The most common reason people incorporate retinol into their routine is to benefit from its anti-aging properties. This application makes use of mild to moderate retinoids.
Retinol is also commonly used as acne therapy. These are often retinoids that a dermatologist can prescribe. They are powerful, and you must use extreme caution when employing them.
Although there are certain negative effects, retinoids are usually considered safe for most people to use.
Is it safe to use retinol while pregnant?
During your pregnancy, experts advise you to avoid retinol and any other Vitamin A derivatives. Although oral retinoids have been shown to cause birth abnormalities, there is insufficient data to establish that topical retinoids have the same impact.
Can retinoids be used on sensitive skin?
While every person is unique and no skincare advice is universal, the answer is yes. The majority of dermatologists believe that sensitive skin can be trained to tolerate retinol. So long as it is introduced and used correctly.
What are the risks of retinol?
The side effects of topical retinol therapy are usually transient. They are as follows:
- Skin irritation and dryness
- Itching or burning sensations
- Skin redness, peeling, flaky or scaly.
These adverse effects should fade as your skin adjusts to the new treatment.

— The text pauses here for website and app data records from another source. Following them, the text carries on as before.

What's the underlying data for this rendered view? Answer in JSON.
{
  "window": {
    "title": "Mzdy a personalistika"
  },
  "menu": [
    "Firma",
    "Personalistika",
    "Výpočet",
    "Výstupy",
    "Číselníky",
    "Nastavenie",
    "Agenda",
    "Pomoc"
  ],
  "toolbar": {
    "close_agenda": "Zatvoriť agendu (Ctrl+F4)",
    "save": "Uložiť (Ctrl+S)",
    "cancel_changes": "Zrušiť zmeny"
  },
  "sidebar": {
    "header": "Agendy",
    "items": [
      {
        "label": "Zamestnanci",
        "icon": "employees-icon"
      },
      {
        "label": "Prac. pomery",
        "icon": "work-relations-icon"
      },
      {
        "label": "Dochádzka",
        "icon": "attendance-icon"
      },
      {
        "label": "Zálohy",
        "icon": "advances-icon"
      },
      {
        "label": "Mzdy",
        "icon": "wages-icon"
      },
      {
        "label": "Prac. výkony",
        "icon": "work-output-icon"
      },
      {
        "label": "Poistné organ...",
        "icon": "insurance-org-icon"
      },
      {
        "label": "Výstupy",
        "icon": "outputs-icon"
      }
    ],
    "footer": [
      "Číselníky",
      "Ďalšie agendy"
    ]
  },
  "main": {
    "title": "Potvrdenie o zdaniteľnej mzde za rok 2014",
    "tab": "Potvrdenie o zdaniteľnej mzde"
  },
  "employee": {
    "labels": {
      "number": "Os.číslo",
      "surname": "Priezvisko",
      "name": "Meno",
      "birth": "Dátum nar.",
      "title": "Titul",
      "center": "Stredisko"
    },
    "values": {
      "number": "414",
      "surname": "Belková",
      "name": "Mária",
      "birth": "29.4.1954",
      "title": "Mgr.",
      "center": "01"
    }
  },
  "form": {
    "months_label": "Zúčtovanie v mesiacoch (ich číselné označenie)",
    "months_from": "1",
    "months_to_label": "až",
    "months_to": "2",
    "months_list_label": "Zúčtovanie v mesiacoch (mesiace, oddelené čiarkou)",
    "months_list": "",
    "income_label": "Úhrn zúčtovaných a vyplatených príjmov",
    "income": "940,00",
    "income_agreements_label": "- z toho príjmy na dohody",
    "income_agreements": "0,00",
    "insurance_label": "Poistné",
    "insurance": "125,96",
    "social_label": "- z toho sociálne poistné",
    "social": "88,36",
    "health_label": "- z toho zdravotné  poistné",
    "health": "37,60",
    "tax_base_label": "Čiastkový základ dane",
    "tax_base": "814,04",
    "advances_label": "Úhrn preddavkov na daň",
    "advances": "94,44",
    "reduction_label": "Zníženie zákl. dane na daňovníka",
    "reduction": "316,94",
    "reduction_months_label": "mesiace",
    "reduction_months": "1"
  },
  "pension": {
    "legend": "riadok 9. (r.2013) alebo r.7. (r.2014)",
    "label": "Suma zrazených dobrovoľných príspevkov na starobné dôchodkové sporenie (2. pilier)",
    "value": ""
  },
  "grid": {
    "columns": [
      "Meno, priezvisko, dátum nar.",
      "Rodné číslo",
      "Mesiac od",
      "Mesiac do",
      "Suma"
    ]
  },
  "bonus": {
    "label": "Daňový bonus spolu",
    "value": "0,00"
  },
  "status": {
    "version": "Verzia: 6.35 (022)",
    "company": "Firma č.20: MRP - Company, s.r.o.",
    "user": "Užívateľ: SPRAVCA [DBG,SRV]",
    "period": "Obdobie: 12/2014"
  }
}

How Frequently Should You Use Retinol?
It depends. Everyone is unique. Some people will be able to utilize it four or five times each week, or perhaps on a daily basis. Others may find that once a week is a plenty.
I propose that you begin with twice a week. If that doesn't upset your skin, try it on three consecutive days. Then there are four. Reduce the amount if your skin complains. You get the idea.
There's a reason why dermatologists regard retinol as the gold standard in anti-aging. It is effective. If you incorporate it into your skincare routine, you'll always look your best. Goodbye, wrinkles!